On Jan. 5, the Ecological Battalion was deployed on its first mission, codenamed “Green Gold.” Less than two weeks later, the army’s green team scored its first victory by netting nearly 112,000 cubic feet of illegal lumber cut from precious hardwoods inside the Wawashang Reserve, a 572,000-acre protected area. The wood, which already had been cut into planks by gas-powered chainsaws, was found hidden under jungle brush to avoid being seen from the air.
The Ecological Battalion found the site after being tipped off by local farmers whose suspicions were aroused by the constant stream of people sneaking in and out of the reserve on riverboats carrying chainsaws.
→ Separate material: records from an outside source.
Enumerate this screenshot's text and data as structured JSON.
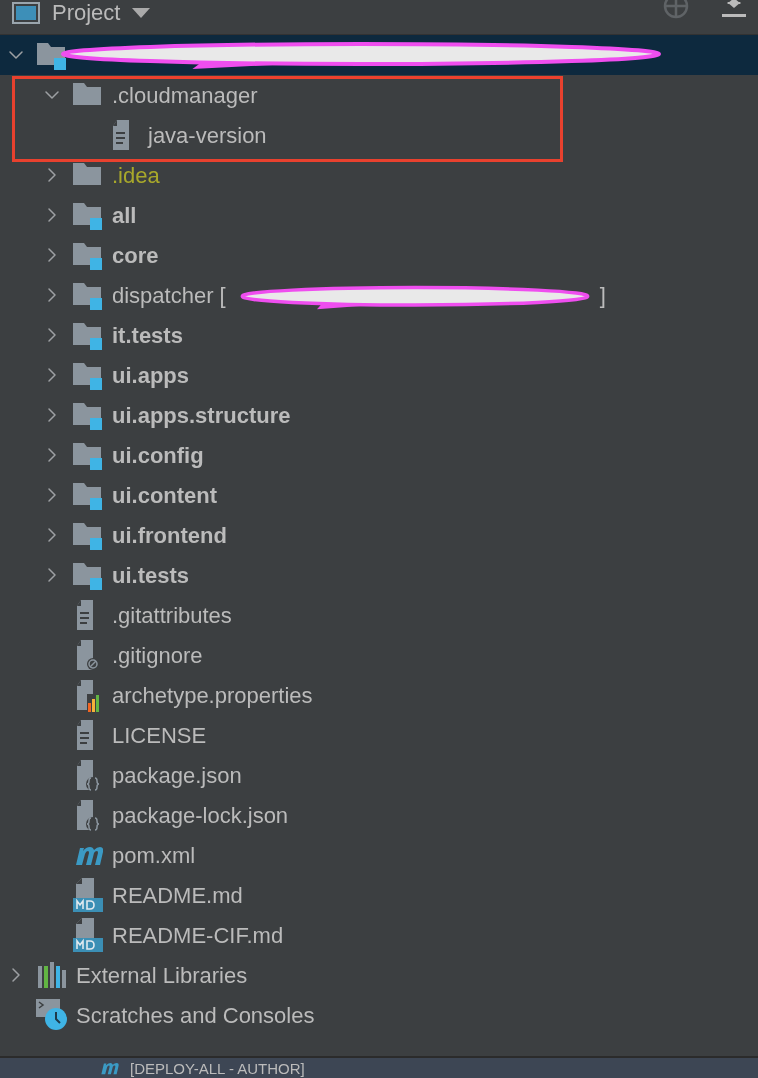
{
  "panel": {
    "title": "Project"
  },
  "tree": [
    {
      "kind": "module",
      "selected": true,
      "redacted": true,
      "expanded": true,
      "children": [
        {
          "label": ".cloudmanager",
          "kind": "folder",
          "bold": false,
          "ignored": false,
          "selected": false,
          "highlighted": true,
          "expanded": true,
          "children": [
            {
              "label": "java-version",
              "kind": "text",
              "bold": false,
              "ignored": false,
              "selected": false
            }
          ]
        },
        {
          "label": ".idea",
          "kind": "folder",
          "bold": false,
          "ignored": true,
          "selected": false,
          "expanded": false
        },
        {
          "label": "all",
          "kind": "module",
          "bold": true,
          "ignored": false,
          "selected": false,
          "expanded": false
        },
        {
          "label": "core",
          "kind": "module",
          "bold": true,
          "ignored": false,
          "selected": false,
          "expanded": false
        },
        {
          "label": "dispatcher [",
          "kind": "module",
          "bold": false,
          "ignored": false,
          "selected": false,
          "redacted": true,
          "tail": "]",
          "expanded": false
        },
        {
          "label": "it.tests",
          "kind": "module",
          "bold": true,
          "ignored": false,
          "selected": false,
          "expanded": false
        },
        {
          "label": "ui.apps",
          "kind": "module",
          "bold": true,
          "ignored": false,
          "selected": false,
          "expanded": false
        },
        {
          "label": "ui.apps.structure",
          "kind": "module",
          "bold": true,
          "ignored": false,
          "selected": false,
          "expanded": false
        },
        {
          "label": "ui.config",
          "kind": "module",
          "bold": true,
          "ignored": false,
          "selected": false,
          "expanded": false
        },
        {
          "label": "ui.content",
          "kind": "module",
          "bold": true,
          "ignored": false,
          "selected": false,
          "expanded": false
        },
        {
          "label": "ui.frontend",
          "kind": "module",
          "bold": true,
          "ignored": false,
          "selected": false,
          "expanded": false
        },
        {
          "label": "ui.tests",
          "kind": "module",
          "bold": true,
          "ignored": false,
          "selected": false,
          "expanded": false
        },
        {
          "label": ".gitattributes",
          "kind": "text",
          "bold": false,
          "ignored": false,
          "selected": false
        },
        {
          "label": ".gitignore",
          "kind": "gitignore",
          "bold": false,
          "ignored": false,
          "selected": false
        },
        {
          "label": "archetype.properties",
          "kind": "properties",
          "bold": false,
          "ignored": false,
          "selected": false
        },
        {
          "label": "LICENSE",
          "kind": "text",
          "bold": false,
          "ignored": false,
          "selected": false
        },
        {
          "label": "package.json",
          "kind": "json",
          "bold": false,
          "ignored": false,
          "selected": false
        },
        {
          "label": "package-lock.json",
          "kind": "json",
          "bold": false,
          "ignored": false,
          "selected": false
        },
        {
          "label": "pom.xml",
          "kind": "maven",
          "bold": false,
          "ignored": false,
          "selected": false
        },
        {
          "label": "README.md",
          "kind": "markdown",
          "bold": false,
          "ignored": false,
          "selected": false
        },
        {
          "label": "README-CIF.md",
          "kind": "markdown",
          "bold": false,
          "ignored": false,
          "selected": false
        }
      ]
    },
    {
      "label": "External Libraries",
      "kind": "libraries",
      "selected": false,
      "expanded": false
    },
    {
      "label": "Scratches and Consoles",
      "kind": "scratches",
      "selected": false
    }
  ],
  "run_bar": {
    "label": "[DEPLOY-ALL - AUTHOR]"
  }
}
Working in conjunction with a government team of forestry experts and state prosecutors, the Ecological Battalion secured the site and is now investigating the whereabouts of the timber traffickers.
“The wood was cut recently, and it was cut for industrial use,” said Col. Néstor López, the army’s chief of civil operations, which coordinates the Ecological Battalion. “There are unscrupulous people who are taking advantage of the economic limitations of the people in this region. And in the end, it’s the outsiders who benefit while the local communities are left with this indiscriminate deforestation.”
López said the forest thieves have a modus operandi similar to drug traffickers. They throw small wads of cash at impoverished locals to form community networks to fell, cut and haul the precious hardwoods out of the jungle to sell for a hefty profit on the black market.
Forests key to ensuring Nicaragua’s energy security The Ecological Battalion represents an evolving understanding of what constitutes a threat to national security.
Law 750 reflects the important tie between conserving nature and conserving peace. It states that “any act or action that severely impacts the country’s environment will be a considered a threat to national security.”
The battalion’s mission also is about ensuring Nicaragua’s energy security as the country undergoes relies more and more on hydroelectric power.
“The Nicaraguan government is trying to change the matrix of its energy supply. To do so, we need to preserve our nature reserves and forests so we can have the water we need to run what will be Central America’s largest hydroelectric plant, Tumarín,” said Army Col. Juan Ramón Morales. “But if we don’t have forests, we won’t produce the rain we need to make this project sustainable. We can’t have a hydroelectric plant in the desert.”
Tumarín, the Brazilian-backed 253-megawatt hydro plant scheduled to come on line in 2015, will be Nicaragua’s biggest renewable energy source. But it won’t be the only one. Another 32 hydroelectric projects are in the works, nine of them set to produce more than 30 megawatts each, according to government projections.
All those hydroelectric projects, both big and small, have one thing in common: they need water to work. Water exists when forests do. The Ecological Battalion isn’t focused on preventing the illegal felling of trees, but also on reforesting areas that already have been invaded by traffickers.
Working with officials from Nicaragua’s Forestry Institute, the Ecological Battalion has created a network of 28 nurseries to plant 560,000 trees in reserves that have been hurt by deforestation.
“This is a noble mission in every sense of the word,” López said. “This mission is transcendental; we are creating a new model that is friendly with nature and protects the motherland.”
The world is changing, he says, and so too are the threats to national security. A mission to protect nature works, he says, because it’s in the army’s nature to be green.
“We wear olive drab and camouflage,” López said. “Our color is green by nature. Now we have to make it by conscience, too.”